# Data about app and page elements
● ● ● ●
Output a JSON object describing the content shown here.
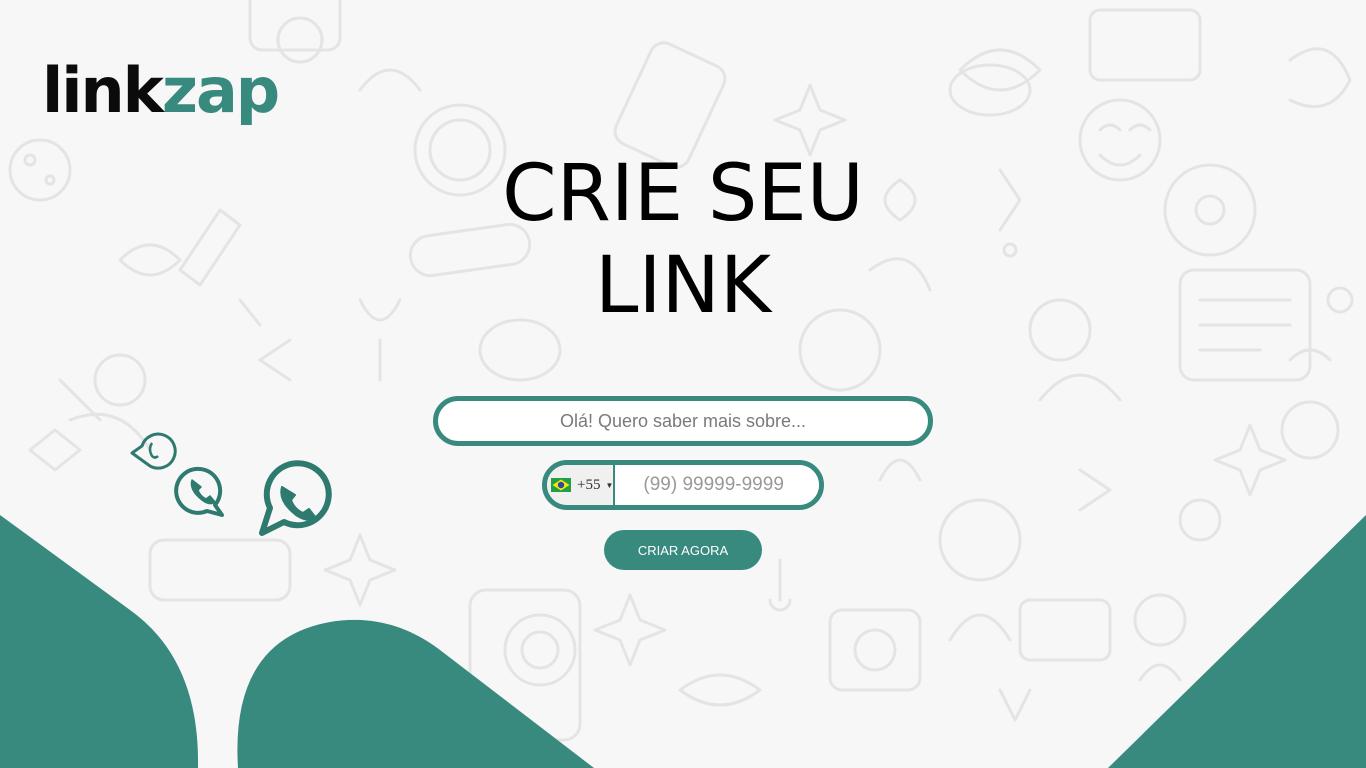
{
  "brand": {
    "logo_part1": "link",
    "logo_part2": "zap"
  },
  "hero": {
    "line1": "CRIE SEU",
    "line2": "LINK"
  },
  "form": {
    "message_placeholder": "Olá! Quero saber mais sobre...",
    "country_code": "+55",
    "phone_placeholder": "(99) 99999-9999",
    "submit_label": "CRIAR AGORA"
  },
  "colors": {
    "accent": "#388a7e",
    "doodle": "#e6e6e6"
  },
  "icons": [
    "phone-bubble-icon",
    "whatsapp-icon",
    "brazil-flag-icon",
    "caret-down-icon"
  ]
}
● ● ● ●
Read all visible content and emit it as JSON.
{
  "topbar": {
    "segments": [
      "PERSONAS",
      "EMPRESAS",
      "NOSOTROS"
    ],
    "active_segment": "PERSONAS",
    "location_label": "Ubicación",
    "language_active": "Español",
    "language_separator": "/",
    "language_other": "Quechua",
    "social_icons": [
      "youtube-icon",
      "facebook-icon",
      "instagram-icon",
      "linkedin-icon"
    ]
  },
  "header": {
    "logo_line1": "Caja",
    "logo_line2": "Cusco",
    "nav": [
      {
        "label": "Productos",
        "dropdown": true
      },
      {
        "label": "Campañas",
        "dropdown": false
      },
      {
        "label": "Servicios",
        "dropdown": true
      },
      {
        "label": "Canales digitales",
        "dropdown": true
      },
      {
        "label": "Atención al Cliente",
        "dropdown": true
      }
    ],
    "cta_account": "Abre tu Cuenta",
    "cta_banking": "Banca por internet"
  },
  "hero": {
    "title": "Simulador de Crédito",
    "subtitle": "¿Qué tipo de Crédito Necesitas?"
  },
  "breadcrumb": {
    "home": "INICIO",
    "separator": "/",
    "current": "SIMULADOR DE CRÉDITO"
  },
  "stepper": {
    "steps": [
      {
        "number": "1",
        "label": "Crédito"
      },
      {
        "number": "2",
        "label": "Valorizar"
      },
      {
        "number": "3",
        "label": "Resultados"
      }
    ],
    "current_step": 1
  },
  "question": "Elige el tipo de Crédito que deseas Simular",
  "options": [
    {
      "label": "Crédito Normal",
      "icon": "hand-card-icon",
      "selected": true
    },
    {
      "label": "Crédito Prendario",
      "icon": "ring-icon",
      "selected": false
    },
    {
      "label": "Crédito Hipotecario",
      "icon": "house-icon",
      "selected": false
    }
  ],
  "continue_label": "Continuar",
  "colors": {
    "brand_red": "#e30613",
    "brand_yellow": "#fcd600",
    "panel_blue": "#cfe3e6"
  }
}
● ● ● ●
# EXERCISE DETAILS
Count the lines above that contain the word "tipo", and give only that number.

# RESPONSE BELOW
2